By Jessica Savrock
For Blue Weekly
Sean Paul take the stage tonight at the BJC with special guest Bubba Sparxx.
He brought a reggae sound to the American pop-culture scene earlier this decade with the release of "Dutty Rock," which included tracks such as "Gimmie the Light," "Like Glue" and "Shake That Thing." His 2005 album "The Trinity" has spent more than 21 weeks at No. 1 on Billboard's Top Reggae Albums chart, with titles including "Temperature" and "We Be Burning." His single featuring Keyshia Cole, "Give It Up To Me," is currently No. 3 on the Billboard Top 100 chart. And tonight, he will rock the Bryce Jordan Center with special guest Bubba Sparxxx.
Sean Paul has become an idol among U.S. fans who enjoy his Jamaican approach to pop music and for international artists trying to break into the American music scene. He shares with Blue Weekly some of the secrets of how he became the star he is today.

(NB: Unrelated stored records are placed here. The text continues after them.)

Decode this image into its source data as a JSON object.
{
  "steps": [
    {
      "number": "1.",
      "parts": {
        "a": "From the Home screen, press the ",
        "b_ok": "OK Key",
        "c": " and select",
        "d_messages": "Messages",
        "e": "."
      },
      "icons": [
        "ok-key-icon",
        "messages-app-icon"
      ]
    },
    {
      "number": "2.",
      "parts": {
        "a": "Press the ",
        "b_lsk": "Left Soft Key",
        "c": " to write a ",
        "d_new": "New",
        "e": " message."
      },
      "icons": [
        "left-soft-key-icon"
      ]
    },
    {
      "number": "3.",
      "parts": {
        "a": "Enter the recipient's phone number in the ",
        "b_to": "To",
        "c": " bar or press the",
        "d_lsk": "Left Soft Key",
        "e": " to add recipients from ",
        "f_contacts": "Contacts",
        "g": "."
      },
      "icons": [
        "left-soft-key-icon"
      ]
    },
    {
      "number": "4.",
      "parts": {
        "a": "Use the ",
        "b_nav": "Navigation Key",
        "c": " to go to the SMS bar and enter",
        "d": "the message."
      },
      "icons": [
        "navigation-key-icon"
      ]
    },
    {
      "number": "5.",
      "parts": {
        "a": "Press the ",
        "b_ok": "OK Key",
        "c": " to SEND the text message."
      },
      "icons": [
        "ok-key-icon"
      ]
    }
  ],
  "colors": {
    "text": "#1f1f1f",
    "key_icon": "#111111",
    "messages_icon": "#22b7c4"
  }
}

Blue Weekly: Tell me a little bit about how you got into the music business.
Sean Paul:I used to beat on desks at school and make up songs with my friends at lunch time ... kind of like a Jamaican cipher. Then I started making dub plates and drops for sound systems and radio jocks and appearing at small dances and BBQs and it grew from there.

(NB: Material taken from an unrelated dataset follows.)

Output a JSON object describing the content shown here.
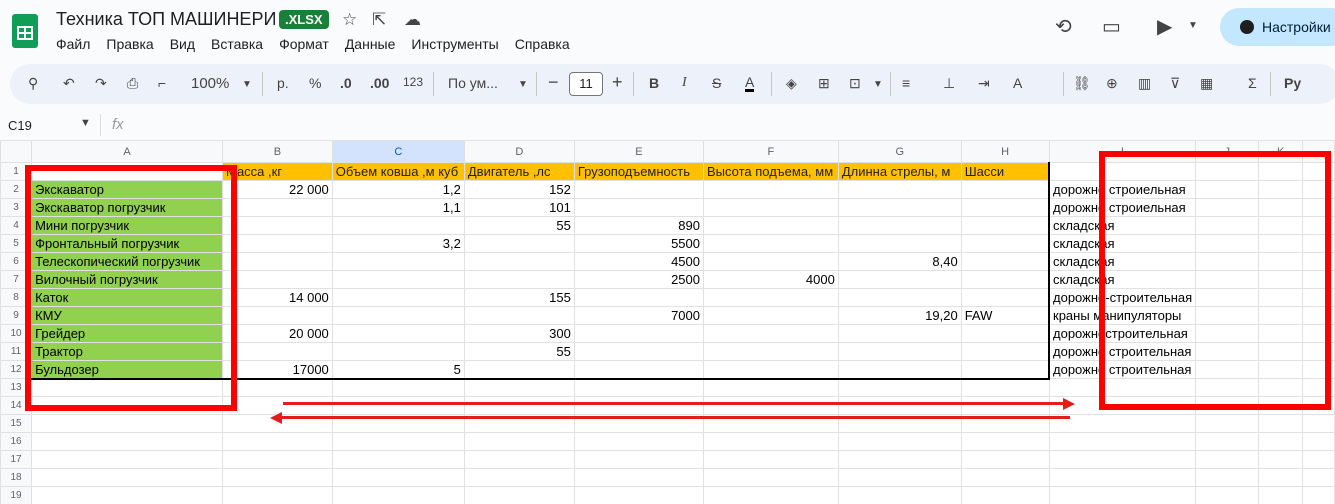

BW:I've read that you're the first reggae artist to ever appear on the cover of Vibe magazine, and are the most successful Jamaican artist of all time on the U.S. charts. What advice do you have for young, international artists trying to make it in the business?
SP:Man, just be yourself and keep on trying.
BW:You've obviously been very successful in breaking through from a reggae artist to an internationally known star. How difficult has this journey been?
SP:It has been a natural journey. I just make music that people all over the world seem to be able to relate to ... even though sometimes it's only the chorus they can understand.
BW:From where or whom do you get your musical inspiration?
SP:The kids in Jamaica making crazy beats and the legends in the reggae biz, like Super Cat, Stitchie and Shabba.
BW:You've had numerous achievements over the past few years, including a 2003 Grammy Award for Best Reggae Album for "Dutty Rock," three No. 1 singles and five Top 10 hits. To what do you attribute your success?
SP:My formula is being true to what I am. I still use Jamaican producers and write songs that people from New York to London to Kingston (Jamaica) to Toronto can relate to.
BW:Of which achievements are you most proud?
SP:Performing with Sting at the Grammy's is up there ... and it's a beautiful thing to be able to take my culture to the world through TV, radio and the press.